"The purpose of the legislation was to close that loophole," explains Donovan.
Where are they supposed to stay?
"Well, not in Milwaukee," said Donovan.
But one week later, that's still where Matt Schechter is sleeping -- in the same park, next to the police station.
“I know it feels good to people to say, 'Oh yeah, we did something.' But look at what you're doing. It's not designed to keep children and other people safe. It may look that way, but it's really designed to make it impossible for sex offenders to find anywhere to live. So they're forced to go somewhere else. The problem is, the ways the state laws are written. We can't go anywhere else," Schechter said.
So where in Milwaukee can Schechter live? The city has a 2,000 foot buffer zone, leaving just pockets of possibilities. Most aren't even residential. A car dealership, for example; the parking lot of a pet supply company; the 10th hole at Tripoli Country Club; the taxiway at Timmerman; the coal piles on Carferry Dr.; a section of St. Adalbert's Cemetery; and most of Mitchell International Airport.
In the entire city, there are just 55 addresses approved for sex offenders.
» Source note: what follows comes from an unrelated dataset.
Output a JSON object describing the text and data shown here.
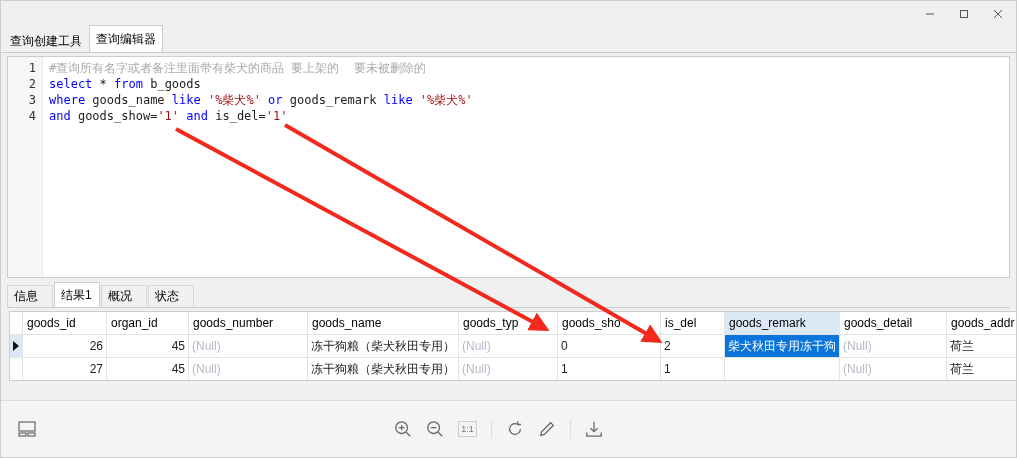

FOX6 Investigators checked them against the sex offender registry, and found there is not a single sex offender living in any of them. Most are single family homes -- not for sale and not for rent. The few multi-units don't allow felons.
"It’s catastrophic," says Wendel Hruska of Project Return, a program that tries to help former inmates transition. He's seen how being homeless drives sex offenders underground and off the grid.
"Those individuals can't really function," Hruska said.
"And that means they have nothing to lose," adds psychologist Anna Salter, who has studied the sex offender mind. “It`s definitely a risk factor for re-offense.”
"They're stuck," says Hruska.
Stuck, like Matt Schechter.
One month after his release from prison we check up on him. He's found a full-time job, but he can't find a place to live. Each night after his second shift, he returns to the park, and puts up his tent.
We notice Schechter’s mood is much darker than it was a month ago.
"I`m considering just saying f--k the whole thing and turning myself back in," Schechter said with frustration. "Even in prison you have federal civil rights to a bed and a bathroom. If this is winning, I don't want it."
Today, more than a month after our last interview with Schechter, he has finally found a place to stay in West Milwaukee –- one of the three municipalities that doesn’t have the original domicile restriction. However, there are more than 230 other sex offenders still on the streets in Milwaukee County.